TASK PROMPT -
If a line holds the word "correct", copy it from the entries.

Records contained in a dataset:
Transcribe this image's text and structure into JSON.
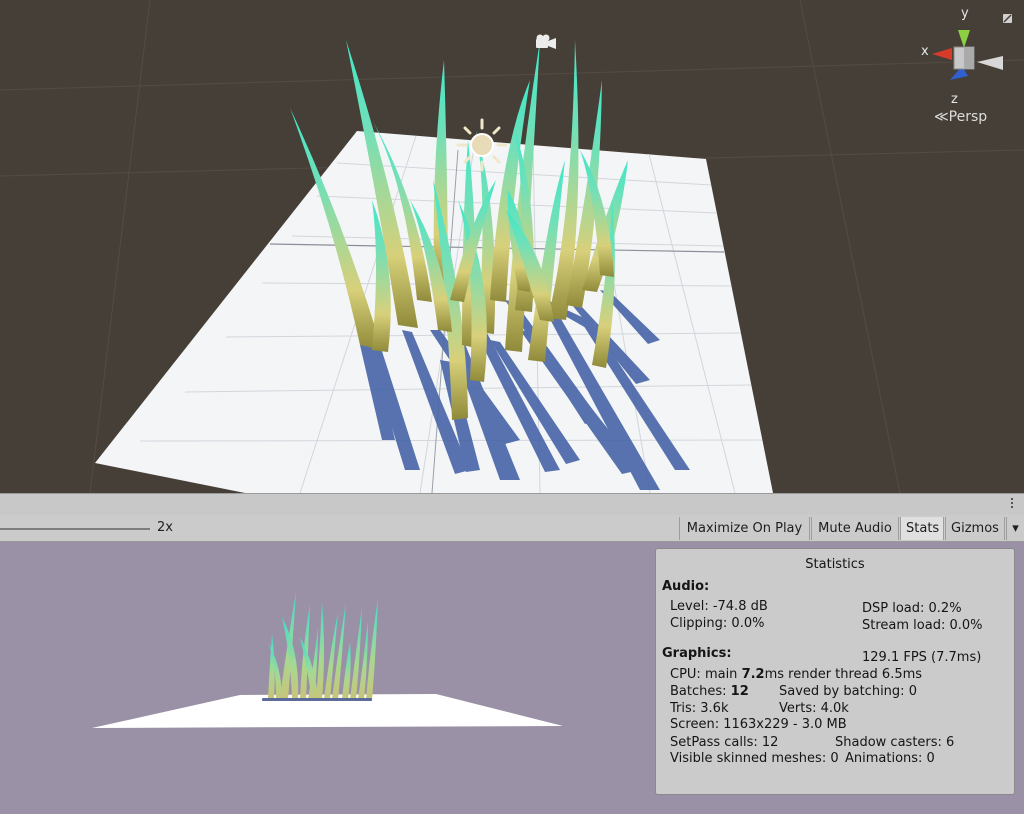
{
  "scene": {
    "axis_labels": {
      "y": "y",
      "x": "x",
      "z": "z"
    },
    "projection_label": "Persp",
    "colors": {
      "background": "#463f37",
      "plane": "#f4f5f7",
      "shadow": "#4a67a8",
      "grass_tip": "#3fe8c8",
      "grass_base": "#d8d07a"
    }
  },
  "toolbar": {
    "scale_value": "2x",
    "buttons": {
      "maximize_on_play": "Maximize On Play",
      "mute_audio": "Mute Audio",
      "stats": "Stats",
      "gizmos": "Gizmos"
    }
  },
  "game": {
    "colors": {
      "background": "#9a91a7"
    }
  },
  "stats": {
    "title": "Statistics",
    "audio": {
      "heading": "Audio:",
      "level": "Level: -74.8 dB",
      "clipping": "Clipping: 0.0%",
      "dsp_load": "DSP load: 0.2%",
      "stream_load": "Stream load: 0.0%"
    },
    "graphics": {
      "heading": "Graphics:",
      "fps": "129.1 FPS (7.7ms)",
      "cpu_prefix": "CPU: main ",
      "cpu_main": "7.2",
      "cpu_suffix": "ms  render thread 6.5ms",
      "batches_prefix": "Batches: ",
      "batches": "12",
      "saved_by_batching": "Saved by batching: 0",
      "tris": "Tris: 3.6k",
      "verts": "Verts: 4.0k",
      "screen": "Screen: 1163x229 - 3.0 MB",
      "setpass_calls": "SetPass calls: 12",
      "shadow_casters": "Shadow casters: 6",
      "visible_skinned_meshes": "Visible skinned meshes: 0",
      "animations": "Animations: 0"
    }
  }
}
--
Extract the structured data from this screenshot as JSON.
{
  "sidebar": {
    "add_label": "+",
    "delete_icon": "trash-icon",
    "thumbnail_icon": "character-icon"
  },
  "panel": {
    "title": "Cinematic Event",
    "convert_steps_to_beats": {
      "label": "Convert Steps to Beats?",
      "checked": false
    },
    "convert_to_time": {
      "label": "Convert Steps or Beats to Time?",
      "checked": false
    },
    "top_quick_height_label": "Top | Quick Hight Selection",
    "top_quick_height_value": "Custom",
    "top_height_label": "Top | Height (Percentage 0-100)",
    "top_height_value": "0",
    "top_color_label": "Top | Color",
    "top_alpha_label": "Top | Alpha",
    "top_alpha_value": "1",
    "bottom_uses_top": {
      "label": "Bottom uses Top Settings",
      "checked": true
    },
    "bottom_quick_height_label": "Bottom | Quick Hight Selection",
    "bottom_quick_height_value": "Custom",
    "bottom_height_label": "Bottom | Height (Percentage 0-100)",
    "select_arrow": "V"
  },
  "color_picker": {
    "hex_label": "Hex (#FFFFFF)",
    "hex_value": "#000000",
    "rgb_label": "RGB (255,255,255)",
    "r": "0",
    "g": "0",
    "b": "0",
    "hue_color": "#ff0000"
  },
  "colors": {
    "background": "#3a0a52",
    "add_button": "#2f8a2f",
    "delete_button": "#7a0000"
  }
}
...
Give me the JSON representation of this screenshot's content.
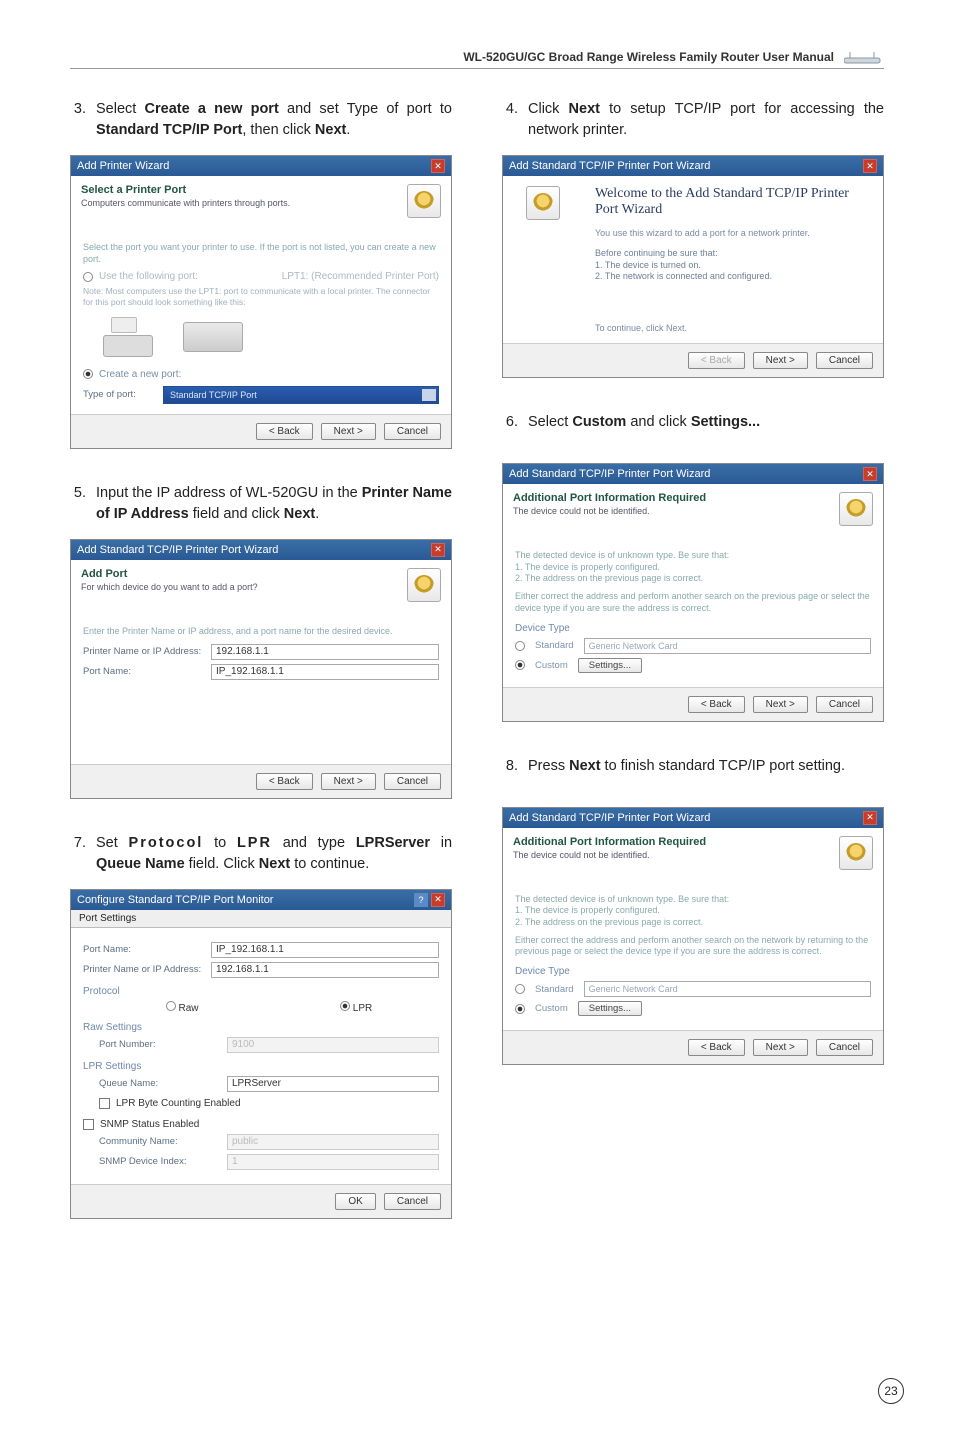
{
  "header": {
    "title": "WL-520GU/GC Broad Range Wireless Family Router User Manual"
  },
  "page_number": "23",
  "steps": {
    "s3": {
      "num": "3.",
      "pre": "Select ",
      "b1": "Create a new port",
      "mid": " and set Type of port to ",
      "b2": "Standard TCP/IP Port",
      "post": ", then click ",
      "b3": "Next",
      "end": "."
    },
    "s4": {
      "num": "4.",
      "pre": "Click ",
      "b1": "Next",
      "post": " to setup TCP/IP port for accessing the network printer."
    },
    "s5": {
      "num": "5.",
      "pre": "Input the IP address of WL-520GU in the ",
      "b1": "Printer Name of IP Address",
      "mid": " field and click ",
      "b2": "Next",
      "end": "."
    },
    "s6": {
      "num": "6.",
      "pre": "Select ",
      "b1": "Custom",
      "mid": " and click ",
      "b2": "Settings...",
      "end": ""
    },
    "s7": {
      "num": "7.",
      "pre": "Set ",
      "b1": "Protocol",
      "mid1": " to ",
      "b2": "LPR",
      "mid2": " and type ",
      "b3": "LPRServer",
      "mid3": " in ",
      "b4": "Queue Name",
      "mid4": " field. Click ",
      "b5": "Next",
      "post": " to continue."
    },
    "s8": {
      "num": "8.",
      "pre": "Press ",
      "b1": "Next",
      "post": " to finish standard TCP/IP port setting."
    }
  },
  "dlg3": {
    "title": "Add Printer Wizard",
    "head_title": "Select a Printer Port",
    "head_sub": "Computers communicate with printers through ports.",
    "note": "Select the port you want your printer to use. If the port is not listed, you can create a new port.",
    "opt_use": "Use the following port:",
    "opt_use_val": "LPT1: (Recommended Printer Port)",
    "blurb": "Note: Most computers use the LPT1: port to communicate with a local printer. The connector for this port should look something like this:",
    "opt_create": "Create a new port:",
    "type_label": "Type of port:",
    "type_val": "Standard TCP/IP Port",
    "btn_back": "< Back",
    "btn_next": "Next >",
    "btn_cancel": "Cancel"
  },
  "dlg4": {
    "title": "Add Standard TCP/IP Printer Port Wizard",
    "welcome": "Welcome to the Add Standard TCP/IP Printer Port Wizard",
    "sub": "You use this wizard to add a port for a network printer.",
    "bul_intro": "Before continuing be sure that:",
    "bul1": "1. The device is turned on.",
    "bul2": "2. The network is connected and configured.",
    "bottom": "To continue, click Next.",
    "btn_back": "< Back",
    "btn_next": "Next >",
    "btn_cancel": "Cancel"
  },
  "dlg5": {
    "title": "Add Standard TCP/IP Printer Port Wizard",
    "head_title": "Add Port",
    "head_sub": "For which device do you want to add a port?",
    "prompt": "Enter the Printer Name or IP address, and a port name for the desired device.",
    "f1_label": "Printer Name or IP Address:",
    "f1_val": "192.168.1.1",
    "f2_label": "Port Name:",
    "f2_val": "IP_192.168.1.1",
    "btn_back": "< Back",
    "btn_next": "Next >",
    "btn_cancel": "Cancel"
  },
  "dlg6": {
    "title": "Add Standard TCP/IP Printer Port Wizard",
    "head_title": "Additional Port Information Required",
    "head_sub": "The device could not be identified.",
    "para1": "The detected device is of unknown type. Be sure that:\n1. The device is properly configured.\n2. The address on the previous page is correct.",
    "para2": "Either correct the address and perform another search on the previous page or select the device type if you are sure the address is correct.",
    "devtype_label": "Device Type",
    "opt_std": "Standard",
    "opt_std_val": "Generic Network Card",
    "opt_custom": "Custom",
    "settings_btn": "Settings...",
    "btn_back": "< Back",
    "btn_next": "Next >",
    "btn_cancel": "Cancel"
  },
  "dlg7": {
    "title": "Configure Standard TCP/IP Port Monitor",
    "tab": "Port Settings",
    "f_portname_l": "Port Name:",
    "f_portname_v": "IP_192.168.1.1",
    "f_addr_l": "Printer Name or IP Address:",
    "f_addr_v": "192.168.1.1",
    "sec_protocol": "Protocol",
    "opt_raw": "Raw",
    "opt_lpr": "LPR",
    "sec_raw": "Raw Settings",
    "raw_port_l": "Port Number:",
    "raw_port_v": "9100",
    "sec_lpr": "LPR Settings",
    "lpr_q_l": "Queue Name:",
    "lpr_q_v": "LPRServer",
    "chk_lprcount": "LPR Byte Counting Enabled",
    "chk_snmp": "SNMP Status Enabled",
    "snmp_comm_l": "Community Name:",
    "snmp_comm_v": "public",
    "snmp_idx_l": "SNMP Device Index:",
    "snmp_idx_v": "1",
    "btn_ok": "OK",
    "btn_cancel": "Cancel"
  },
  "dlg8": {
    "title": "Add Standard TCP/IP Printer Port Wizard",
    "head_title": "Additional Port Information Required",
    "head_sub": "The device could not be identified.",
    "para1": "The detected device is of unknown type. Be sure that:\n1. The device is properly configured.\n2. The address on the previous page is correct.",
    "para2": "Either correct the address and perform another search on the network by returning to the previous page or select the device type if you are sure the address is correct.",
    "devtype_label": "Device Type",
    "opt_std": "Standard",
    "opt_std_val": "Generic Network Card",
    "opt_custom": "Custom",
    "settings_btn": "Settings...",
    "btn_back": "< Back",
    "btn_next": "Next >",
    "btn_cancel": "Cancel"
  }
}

RESPONSE -
    "para1": "The detected device is of unknown type. Be sure that:\n1. The device is properly configured.\n2. The address on the previous page is correct.",
    "para2": "Either correct the address and perform another search on the previous page or select the device type if you are sure the address is correct.",
    "para1": "The detected device is of unknown type. Be sure that:\n1. The device is properly configured.\n2. The address on the previous page is correct.",
    "para2": "Either correct the address and perform another search on the network by returning to the previous page or select the device type if you are sure the address is correct.",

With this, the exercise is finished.